Texas inmate executed for killing Indian in the US
Houston: A 41-year-old man in the US has been executed for killing a convenience store clerk from India during a shooting spree in 2001 that he had said was retaliation for the September 11 terrorist attacks.
Mark Stroman, a Texas death row inmate, shot at least three men he mistook for Arabs in the weeks after the attacks, killing two of them.
He was convicted of killing Vasudev Patel, 49, during the attempted robbery of a convenience store near Dallas in October 2001. He was also charged in the fatal shooting of Waqar Hasan, 46, a Muslim born in Pakistan.
He was executed after the US Supreme Court yesterday rejected a last-minute appeal by one of his victims to save his life.
The lone survivor, Rais Bhuiyan, a native of Bangladesh, had sued to stop the execution, saying his religious beliefs as a Muslim told him to forgive.
Earlier Stroman had said his 2001 Dallas-area shooting rampage was in retaliation for the September 11 terrorist attacks. He had described the attacks as a patriotic response to terrorism.
Stroman blamed the shootings on the loss of a sister in the collapse of one of the World Trade Center towers, although prosecutors said in court documents there's no firm evidence she ever existed.
"I wanted those Arabs to feel the same sense of vulnerability and uncertainty on American soil much like the mindset of chaos and bedlam that they were already accustomed to in their home country," he said on a website devoted to his case.
Patel, whose death put stroman on a death row, had moved from India to Texas in 1983, and was a naturalised US citizen.

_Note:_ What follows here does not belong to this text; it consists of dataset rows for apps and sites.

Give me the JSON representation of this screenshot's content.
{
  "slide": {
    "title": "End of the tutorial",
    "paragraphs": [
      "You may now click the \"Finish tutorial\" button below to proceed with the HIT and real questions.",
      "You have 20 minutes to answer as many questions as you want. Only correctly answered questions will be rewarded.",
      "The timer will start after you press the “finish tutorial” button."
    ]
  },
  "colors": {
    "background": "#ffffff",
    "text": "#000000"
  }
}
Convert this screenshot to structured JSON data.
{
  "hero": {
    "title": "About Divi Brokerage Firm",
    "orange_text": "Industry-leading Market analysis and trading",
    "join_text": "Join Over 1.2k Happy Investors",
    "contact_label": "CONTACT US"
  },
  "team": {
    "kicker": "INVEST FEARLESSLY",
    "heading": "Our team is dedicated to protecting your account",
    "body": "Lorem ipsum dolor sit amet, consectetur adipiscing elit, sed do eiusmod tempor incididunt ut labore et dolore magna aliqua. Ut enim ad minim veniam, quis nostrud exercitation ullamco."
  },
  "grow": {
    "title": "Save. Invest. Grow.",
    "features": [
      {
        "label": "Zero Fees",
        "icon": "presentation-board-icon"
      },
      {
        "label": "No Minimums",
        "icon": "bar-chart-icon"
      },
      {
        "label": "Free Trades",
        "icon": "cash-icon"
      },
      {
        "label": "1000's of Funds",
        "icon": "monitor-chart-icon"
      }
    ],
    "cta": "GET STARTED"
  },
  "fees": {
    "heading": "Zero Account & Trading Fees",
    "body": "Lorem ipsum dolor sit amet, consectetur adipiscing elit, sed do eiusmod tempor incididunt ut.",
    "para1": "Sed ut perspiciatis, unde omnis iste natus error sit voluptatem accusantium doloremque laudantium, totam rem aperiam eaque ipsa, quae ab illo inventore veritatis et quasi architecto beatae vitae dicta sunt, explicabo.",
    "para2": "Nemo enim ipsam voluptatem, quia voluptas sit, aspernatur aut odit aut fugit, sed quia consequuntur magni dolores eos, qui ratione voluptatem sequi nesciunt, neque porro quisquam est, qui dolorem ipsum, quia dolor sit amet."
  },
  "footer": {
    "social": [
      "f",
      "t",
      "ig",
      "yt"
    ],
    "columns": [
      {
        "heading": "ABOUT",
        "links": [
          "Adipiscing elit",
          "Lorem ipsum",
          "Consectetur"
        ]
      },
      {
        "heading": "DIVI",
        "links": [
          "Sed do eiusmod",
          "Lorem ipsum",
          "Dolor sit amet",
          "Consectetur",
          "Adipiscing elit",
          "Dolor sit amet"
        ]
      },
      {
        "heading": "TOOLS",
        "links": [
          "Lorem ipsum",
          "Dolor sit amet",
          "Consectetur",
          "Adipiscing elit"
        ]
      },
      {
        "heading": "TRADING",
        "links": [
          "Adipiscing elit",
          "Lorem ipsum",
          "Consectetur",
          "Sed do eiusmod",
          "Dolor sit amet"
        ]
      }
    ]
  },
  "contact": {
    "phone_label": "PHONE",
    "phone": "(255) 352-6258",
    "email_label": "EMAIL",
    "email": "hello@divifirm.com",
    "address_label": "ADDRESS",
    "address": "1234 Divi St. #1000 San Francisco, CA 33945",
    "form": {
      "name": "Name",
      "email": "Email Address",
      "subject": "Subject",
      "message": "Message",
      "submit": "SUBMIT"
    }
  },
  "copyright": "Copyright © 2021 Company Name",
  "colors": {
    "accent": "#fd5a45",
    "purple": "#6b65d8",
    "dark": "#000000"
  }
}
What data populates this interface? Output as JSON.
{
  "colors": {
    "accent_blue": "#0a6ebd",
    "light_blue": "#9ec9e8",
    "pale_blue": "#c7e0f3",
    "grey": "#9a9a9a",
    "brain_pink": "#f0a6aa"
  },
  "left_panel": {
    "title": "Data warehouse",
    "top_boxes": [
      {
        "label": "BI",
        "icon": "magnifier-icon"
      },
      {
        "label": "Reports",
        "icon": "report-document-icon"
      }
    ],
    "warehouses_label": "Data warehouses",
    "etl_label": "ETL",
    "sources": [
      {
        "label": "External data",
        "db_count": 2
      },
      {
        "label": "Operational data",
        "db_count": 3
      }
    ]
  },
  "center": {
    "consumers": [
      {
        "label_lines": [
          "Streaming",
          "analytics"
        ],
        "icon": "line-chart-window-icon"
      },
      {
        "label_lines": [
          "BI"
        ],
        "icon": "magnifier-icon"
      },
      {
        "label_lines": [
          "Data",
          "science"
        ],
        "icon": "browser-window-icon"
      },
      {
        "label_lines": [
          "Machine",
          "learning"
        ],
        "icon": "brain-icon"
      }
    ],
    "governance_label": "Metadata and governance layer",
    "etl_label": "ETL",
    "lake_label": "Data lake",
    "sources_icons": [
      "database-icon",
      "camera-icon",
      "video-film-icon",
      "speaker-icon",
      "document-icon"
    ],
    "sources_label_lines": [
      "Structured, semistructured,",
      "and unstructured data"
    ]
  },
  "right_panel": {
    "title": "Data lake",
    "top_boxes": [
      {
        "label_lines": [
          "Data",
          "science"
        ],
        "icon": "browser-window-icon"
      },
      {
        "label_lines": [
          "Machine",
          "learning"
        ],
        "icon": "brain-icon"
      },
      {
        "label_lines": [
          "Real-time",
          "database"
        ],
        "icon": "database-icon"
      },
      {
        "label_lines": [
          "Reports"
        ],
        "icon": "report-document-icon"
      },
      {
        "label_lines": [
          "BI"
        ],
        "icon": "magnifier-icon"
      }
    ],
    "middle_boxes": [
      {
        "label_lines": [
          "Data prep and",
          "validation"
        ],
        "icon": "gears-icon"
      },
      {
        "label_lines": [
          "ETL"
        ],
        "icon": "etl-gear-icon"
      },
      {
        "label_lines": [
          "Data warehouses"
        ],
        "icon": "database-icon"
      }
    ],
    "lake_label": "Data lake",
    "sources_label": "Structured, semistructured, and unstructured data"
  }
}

Stroman described his victims as "perched behind the counter here in the Land of Milk and Honey…this foreigner who's own people had now sought to bring the exact same chaos and bewilderment upon our people and society as they lived in themselves at home and abroad."
But he added he had made a "terrible mistake out of love, grief and anger" and had destroyed his victims' families "out of pure anger and stupidity.
He also said he wanted to spend time with the convict to learn more about why the shootings occurred.
"I'm not the monster the media portrays me," he has said.
Stroman was free on bond for a gun possession arrest during the time of incident.
He had previous convictions for burglary, robbery, theft and credit card abuse, served at least two prison terms and was paroled twice.
Stroman's lethal injection would be the eighth this year in Texas.
At least eight other inmates in the nation's busiest death penalty state have execution dates in the coming weeks.